Records from a collection:
════════
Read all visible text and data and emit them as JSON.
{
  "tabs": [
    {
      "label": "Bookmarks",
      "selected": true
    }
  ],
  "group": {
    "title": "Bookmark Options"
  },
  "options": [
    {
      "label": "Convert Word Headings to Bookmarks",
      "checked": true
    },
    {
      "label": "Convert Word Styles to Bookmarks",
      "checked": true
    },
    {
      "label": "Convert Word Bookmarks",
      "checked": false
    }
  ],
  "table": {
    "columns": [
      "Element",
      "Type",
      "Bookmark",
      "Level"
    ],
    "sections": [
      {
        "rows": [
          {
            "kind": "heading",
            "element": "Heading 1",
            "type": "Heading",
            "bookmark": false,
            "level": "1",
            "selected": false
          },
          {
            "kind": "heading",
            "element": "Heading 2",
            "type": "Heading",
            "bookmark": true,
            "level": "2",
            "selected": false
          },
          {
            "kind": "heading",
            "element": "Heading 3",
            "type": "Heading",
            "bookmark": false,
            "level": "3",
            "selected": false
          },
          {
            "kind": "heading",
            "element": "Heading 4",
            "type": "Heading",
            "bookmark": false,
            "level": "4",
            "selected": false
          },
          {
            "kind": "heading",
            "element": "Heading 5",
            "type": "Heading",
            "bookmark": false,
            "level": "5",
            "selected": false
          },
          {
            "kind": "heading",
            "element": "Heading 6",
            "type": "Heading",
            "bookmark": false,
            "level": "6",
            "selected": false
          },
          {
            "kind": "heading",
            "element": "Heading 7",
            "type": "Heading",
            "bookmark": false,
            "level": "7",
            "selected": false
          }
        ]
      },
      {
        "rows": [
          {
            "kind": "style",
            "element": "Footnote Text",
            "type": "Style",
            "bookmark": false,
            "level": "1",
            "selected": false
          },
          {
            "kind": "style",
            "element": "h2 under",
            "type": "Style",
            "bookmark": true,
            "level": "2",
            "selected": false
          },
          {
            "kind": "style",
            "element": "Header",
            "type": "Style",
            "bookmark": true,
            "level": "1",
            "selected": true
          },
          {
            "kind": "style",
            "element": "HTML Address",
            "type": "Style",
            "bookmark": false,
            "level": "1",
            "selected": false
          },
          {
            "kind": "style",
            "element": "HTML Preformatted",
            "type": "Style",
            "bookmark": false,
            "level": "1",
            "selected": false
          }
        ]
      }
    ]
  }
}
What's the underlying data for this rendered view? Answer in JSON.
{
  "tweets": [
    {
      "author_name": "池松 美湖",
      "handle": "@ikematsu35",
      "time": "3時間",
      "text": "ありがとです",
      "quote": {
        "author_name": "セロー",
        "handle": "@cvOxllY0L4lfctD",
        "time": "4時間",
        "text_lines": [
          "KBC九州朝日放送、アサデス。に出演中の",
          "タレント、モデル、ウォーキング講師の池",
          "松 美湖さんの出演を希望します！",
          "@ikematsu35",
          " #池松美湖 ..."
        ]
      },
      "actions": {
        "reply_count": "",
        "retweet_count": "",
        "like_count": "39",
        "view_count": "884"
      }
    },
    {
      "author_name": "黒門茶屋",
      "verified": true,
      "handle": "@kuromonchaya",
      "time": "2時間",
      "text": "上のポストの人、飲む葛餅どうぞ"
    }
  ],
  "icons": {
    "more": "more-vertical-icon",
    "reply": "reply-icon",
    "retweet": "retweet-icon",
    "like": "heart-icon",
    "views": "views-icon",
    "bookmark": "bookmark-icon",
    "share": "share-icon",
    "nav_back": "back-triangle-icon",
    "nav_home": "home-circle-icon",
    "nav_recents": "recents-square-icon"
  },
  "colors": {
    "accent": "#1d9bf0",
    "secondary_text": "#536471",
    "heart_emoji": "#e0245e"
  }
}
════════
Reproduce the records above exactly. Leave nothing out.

● Solution to the problem
Read all visible text and data and emit them as JSON.
{
  "tabs": [
    {
      "label": "Bookmarks",
      "selected": true
    }
  ],
  "group": {
    "title": "Bookmark Options"
  },
  "options": [
    {
      "label": "Convert Word Headings to Bookmarks",
      "checked": true
    },
    {
      "label": "Convert Word Styles to Bookmarks",
      "checked": true
    },
    {
      "label": "Convert Word Bookmarks",
      "checked": false
    }
  ],
  "table": {
    "columns": [
      "Element",
      "Type",
      "Bookmark",
      "Level"
    ],
    "sections": [
      {
        "rows": [
          {
            "kind": "heading",
            "element": "Heading 1",
            "type": "Heading",
            "bookmark": false,
            "level": "1",
            "selected": false
          },
          {
            "kind": "heading",
            "element": "Heading 2",
            "type": "Heading",
            "bookmark": true,
            "level": "2",
            "selected": false
          },
          {
            "kind": "heading",
            "element": "Heading 3",
            "type": "Heading",
            "bookmark": false,
            "level": "3",
            "selected": false
          },
          {
            "kind": "heading",
            "element": "Heading 4",
            "type": "Heading",
            "bookmark": false,
            "level": "4",
            "selected": false
          },
          {
            "kind": "heading",
            "element": "Heading 5",
            "type": "Heading",
            "bookmark": false,
            "level": "5",
            "selected": false
          },
          {
            "kind": "heading",
            "element": "Heading 6",
            "type": "Heading",
            "bookmark": false,
            "level": "6",
            "selected": false
          },
          {
            "kind": "heading",
            "element": "Heading 7",
            "type": "Heading",
            "bookmark": false,
            "level": "7",
            "selected": false
          }
        ]
      },
      {
        "rows": [
          {
            "kind": "style",
            "element": "Footnote Text",
            "type": "Style",
            "bookmark": false,
            "level": "1",
            "selected": false
          },
          {
            "kind": "style",
            "element": "h2 under",
            "type": "Style",
            "bookmark": true,
            "level": "2",
            "selected": false
          },
          {
            "kind": "style",
            "element": "Header",
            "type": "Style",
            "bookmark": true,
            "level": "1",
            "selected": true
          },
          {
            "kind": "style",
            "element": "HTML Address",
            "type": "Style",
            "bookmark": false,
            "level": "1",
            "selected": false
          },
          {
            "kind": "style",
            "element": "HTML Preformatted",
            "type": "Style",
            "bookmark": false,
            "level": "1",
            "selected": false
          }
        ]
      }
    ]
  }
}
What's the underlying data for this rendered view? Answer in JSON.
{
  "tweets": [
    {
      "author_name": "池松 美湖",
      "handle": "@ikematsu35",
      "time": "3時間",
      "text": "ありがとです",
      "quote": {
        "author_name": "セロー",
        "handle": "@cvOxllY0L4lfctD",
        "time": "4時間",
        "text_lines": [
          "KBC九州朝日放送、アサデス。に出演中の",
          "タレント、モデル、ウォーキング講師の池",
          "松 美湖さんの出演を希望します！",
          "@ikematsu35",
          " #池松美湖 ..."
        ]
      },
      "actions": {
        "reply_count": "",
        "retweet_count": "",
        "like_count": "39",
        "view_count": "884"
      }
    },
    {
      "author_name": "黒門茶屋",
      "verified": true,
      "handle": "@kuromonchaya",
      "time": "2時間",
      "text": "上のポストの人、飲む葛餅どうぞ"
    }
  ],
  "icons": {
    "more": "more-vertical-icon",
    "reply": "reply-icon",
    "retweet": "retweet-icon",
    "like": "heart-icon",
    "views": "views-icon",
    "bookmark": "bookmark-icon",
    "share": "share-icon",
    "nav_back": "back-triangle-icon",
    "nav_home": "home-circle-icon",
    "nav_recents": "recents-square-icon"
  },
  "colors": {
    "accent": "#1d9bf0",
    "secondary_text": "#536471",
    "heart_emoji": "#e0245e"
  }
}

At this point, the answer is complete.